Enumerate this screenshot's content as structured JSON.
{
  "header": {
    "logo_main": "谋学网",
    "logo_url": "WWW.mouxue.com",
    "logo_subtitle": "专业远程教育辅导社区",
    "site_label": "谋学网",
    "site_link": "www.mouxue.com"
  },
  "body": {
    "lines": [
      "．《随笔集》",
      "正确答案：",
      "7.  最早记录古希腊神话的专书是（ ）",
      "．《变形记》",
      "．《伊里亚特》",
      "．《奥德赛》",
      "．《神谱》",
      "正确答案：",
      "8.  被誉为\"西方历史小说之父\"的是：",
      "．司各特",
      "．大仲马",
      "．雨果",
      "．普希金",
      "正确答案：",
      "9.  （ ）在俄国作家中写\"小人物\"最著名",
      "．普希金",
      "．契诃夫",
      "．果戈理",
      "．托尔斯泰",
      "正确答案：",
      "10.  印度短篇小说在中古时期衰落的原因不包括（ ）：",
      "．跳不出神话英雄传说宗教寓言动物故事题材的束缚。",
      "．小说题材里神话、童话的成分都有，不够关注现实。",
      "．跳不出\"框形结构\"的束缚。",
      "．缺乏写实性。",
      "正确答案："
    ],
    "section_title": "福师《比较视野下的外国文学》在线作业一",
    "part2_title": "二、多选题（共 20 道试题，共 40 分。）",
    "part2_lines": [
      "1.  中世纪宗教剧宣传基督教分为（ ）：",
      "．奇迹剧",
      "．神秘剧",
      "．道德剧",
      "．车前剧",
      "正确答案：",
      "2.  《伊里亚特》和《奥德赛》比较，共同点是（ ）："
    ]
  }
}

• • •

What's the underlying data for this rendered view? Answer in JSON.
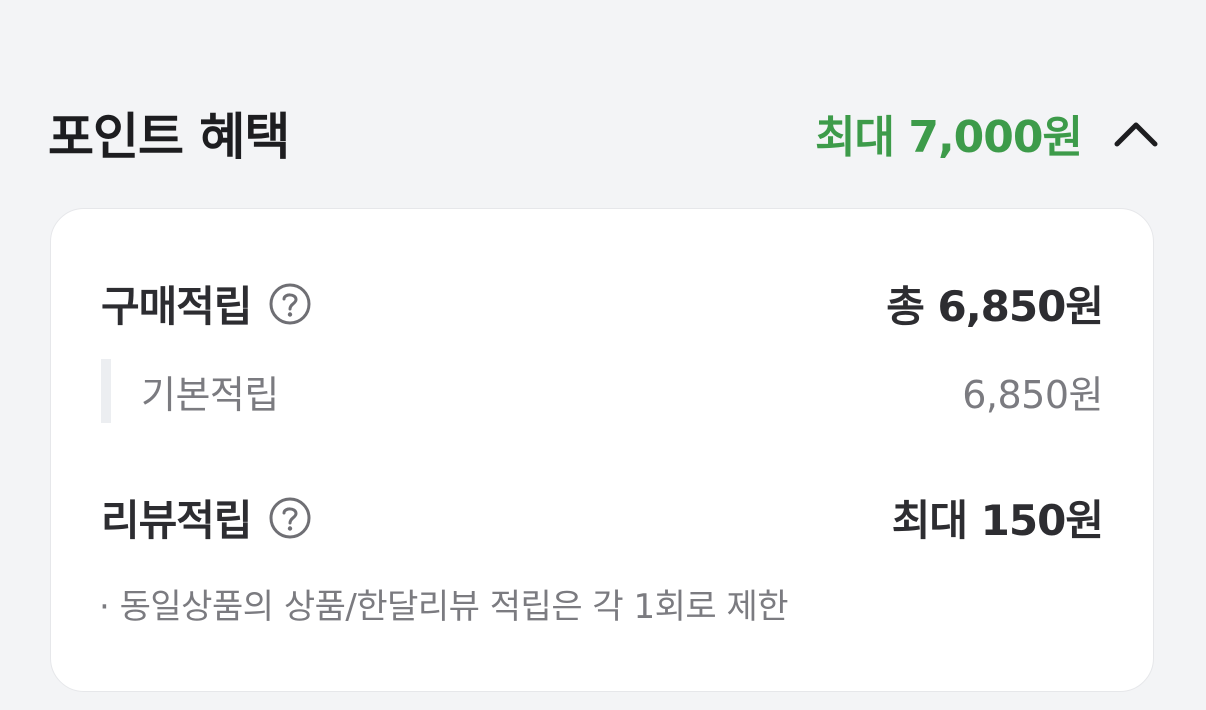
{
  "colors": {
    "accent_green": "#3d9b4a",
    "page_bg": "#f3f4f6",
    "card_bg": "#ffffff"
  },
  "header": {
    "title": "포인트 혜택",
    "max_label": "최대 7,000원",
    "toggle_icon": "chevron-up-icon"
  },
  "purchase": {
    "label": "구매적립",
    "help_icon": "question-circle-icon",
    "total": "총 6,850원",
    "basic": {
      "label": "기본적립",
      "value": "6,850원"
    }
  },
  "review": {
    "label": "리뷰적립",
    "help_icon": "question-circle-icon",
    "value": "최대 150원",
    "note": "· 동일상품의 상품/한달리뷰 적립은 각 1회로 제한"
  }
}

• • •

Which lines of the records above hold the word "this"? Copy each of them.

▶ _Final answer_
Enumerate this screenshot's content as structured JSON.
What's the underlying data for this rendered view? Answer in JSON.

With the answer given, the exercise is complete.